Danielle Moy loved to play Monopoly as a kid. Now, collecting as many properties as possible is more than just a game to her.
Moy, 29, owns five investment properties in addition to her primary residence, and has set a goal of buying five properties a year. Her goal is to own "30 in my 30s."
Owning 30 homes is a lofty ambition at any age, and her plunge into homeownership bucks the trend of her Millennial cohort who have been hesitant to enter the housing market.
But Moy is comfortable in the real estate world. She's an experienced real estate broker in the Chicago area. Her father was an agent and branched out into the hotel industry and she's always been interested in the business.
"When I was younger, I would run through subdivisions and imagine living in the houses and note what style the home was."
She entered the real estate business at a rough time: It was September 2008, the subprime mortgage crisis was underway and the broader economy was entering crisis mode.
"When I got my license, the lady there told me a lot of people were putting theirs on hold," said Moy. Despite the economic climate, Moy said she sold 45 homes during her first full year as an agent. "I did a lot of cold calling and knocking on doors."
Since then, she's also created another steady cash flow as a real estate investor.
"Real estate is all commission based.
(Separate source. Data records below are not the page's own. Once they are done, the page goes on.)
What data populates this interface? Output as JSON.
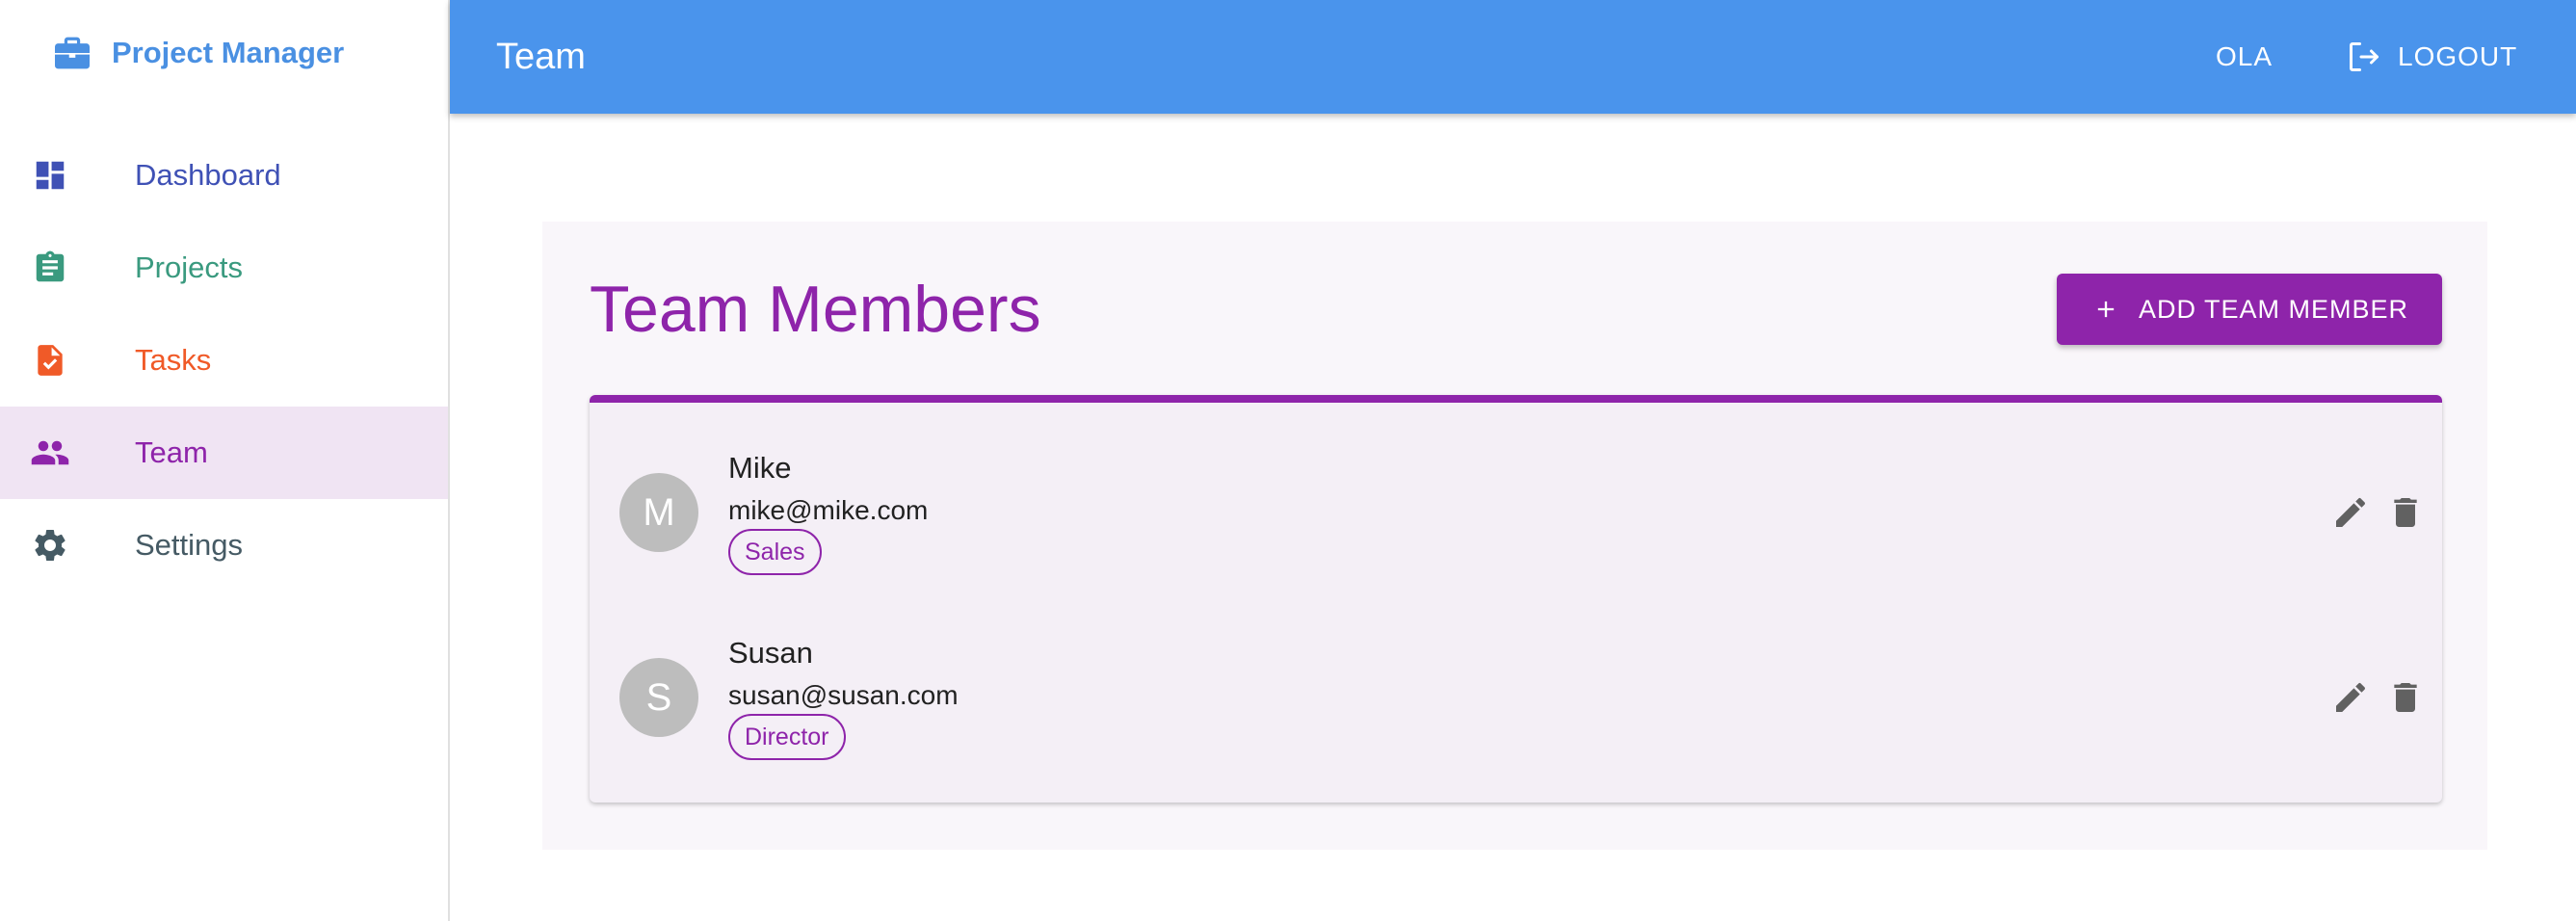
{
  "brand": {
    "name": "Project Manager",
    "icon": "briefcase-icon",
    "color": "#4a90e2"
  },
  "sidebar": {
    "items": [
      {
        "label": "Dashboard",
        "icon": "dashboard-icon",
        "color": "#3f51b5"
      },
      {
        "label": "Projects",
        "icon": "clipboard-icon",
        "color": "#3a9a7f"
      },
      {
        "label": "Tasks",
        "icon": "task-file-icon",
        "color": "#f05a28"
      },
      {
        "label": "Team",
        "icon": "people-icon",
        "color": "#8e24aa",
        "active": true
      },
      {
        "label": "Settings",
        "icon": "gear-icon",
        "color": "#455a64"
      }
    ]
  },
  "header": {
    "title": "Team",
    "user": "OLA",
    "logout_label": "LOGOUT",
    "background": "#4a94ec"
  },
  "main": {
    "title": "Team Members",
    "add_button_label": "ADD TEAM MEMBER",
    "accent": "#8e24aa",
    "members": [
      {
        "initial": "M",
        "name": "Mike",
        "email": "mike@mike.com",
        "role": "Sales"
      },
      {
        "initial": "S",
        "name": "Susan",
        "email": "susan@susan.com",
        "role": "Director"
      }
    ]
  }
}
If the market turns or inventory dries up, you need a fund for a rainy day," Moy said. "I look into the future: If I decide to retire, I want to have real estate."
She purchased her first home in cash at age 22, which is still her primary residence -- for now. She said she would consider renting it out. "I am not afraid to move ... and I am not afraid to take risks."
She now has five investment properties since that first purchase. She bought four of the properties with her own money, and one she co-owns with her parents.
In 2013, she bought a studio in a condo building in downtown Chicago for $141,000. "I had sold another unit in that building and saw the market value trend was going up around $20,000 a year."
So she decided to get in the on the action. She paid in cash and is currently renting it out to a college student for $1,325 a month.
That first investment property was quite the coup for Moy. It was under contract, but she continued to keep an eye on the listing. When she saw it re-activated, she pounced. "I put in my highest offer," she said. "It was exciting, it was a multiple bid situation, so when I got it, I was so happy."
She bought another condo in the same building less than a year later. It's also rented to a college student for $1,400 a month.
She owns three other single-family homes around the Chicago suburbs. Two are currently rented out and another she plans to flip after finishing a renovation.
Most of the homes were purchased with money she saved from her sales commissions. She took out a home equity line on her primary residence to pay for one of the homes in cash.
Over the next decade, Moy wants to have at least 30 investment properties. She usually aims to make $300-$500 in profit a month on her rental properties.
Even though she thrived during the most recent housing turmoil, Moy is careful not to overextend herself and makes sure she can always cover her loans.
First-time home buyers have been absent from the market recently as home prices increase and lending and inventory are still tight. Moy is trying to convince her friends to swap their leases for mortgages.
"I am trying to show them that purchasing means you are building equity ... and when you resell you make money. I am trying to get a lot of other people to build their own wealth, you have to look out for yourself."